## Action item:
Pick out every line of the entries below where "Modes" occurs, and copy those lines.

--------------------

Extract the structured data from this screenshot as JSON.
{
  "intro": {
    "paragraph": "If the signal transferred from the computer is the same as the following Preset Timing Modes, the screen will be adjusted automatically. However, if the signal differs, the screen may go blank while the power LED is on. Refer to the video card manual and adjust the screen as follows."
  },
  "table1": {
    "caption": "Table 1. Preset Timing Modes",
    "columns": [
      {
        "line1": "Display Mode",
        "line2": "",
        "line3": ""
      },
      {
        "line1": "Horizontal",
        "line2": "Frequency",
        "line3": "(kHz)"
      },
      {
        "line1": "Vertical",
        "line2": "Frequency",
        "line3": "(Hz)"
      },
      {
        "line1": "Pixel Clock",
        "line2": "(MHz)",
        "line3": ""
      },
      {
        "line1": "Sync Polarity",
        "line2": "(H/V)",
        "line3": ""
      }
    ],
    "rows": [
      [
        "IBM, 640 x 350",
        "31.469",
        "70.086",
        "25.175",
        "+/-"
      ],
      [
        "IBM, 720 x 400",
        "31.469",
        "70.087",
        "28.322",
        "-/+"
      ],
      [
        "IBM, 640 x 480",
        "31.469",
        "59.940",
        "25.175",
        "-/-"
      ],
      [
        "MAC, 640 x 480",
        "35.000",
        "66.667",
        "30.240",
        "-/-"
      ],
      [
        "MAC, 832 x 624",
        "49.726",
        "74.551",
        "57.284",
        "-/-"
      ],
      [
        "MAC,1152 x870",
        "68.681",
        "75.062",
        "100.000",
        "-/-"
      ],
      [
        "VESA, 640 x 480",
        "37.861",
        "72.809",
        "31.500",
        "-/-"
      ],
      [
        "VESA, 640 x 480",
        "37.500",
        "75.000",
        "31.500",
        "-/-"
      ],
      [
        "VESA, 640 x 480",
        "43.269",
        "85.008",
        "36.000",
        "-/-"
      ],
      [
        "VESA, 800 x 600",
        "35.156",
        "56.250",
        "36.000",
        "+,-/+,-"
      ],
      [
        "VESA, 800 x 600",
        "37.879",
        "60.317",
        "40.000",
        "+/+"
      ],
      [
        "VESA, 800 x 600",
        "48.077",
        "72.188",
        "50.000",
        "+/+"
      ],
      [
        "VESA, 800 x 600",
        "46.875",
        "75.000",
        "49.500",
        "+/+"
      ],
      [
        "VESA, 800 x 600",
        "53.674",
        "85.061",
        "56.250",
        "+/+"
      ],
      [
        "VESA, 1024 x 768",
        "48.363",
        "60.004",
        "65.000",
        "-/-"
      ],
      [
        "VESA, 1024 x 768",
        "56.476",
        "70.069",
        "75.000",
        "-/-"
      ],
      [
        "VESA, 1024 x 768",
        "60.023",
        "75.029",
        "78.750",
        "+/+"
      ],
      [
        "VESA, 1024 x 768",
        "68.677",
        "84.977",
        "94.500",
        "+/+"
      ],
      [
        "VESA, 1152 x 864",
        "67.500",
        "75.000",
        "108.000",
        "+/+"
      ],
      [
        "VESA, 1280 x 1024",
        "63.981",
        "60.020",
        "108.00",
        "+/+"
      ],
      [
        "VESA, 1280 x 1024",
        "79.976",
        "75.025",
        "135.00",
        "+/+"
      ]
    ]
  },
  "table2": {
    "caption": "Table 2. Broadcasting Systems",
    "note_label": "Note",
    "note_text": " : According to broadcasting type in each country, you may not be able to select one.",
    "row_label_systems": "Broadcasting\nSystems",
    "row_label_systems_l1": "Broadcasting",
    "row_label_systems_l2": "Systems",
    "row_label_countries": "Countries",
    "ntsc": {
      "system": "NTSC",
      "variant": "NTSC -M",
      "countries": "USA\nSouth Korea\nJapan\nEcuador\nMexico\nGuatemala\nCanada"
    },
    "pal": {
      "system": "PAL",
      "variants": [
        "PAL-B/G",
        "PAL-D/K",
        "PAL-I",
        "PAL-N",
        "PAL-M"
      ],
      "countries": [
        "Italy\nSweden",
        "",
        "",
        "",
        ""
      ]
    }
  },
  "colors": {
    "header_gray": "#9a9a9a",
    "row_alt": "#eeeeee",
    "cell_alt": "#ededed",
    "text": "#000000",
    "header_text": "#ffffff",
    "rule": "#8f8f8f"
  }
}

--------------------

## Result:
    "paragraph": "If the signal transferred from the computer is the same as the following Preset Timing Modes, the screen will be adjusted automatically. However, if the signal differs, the screen may go blank while the power LED is on. Refer to the video card manual and adjust the screen as follows."
    "caption": "Table 1. Preset Timing Modes",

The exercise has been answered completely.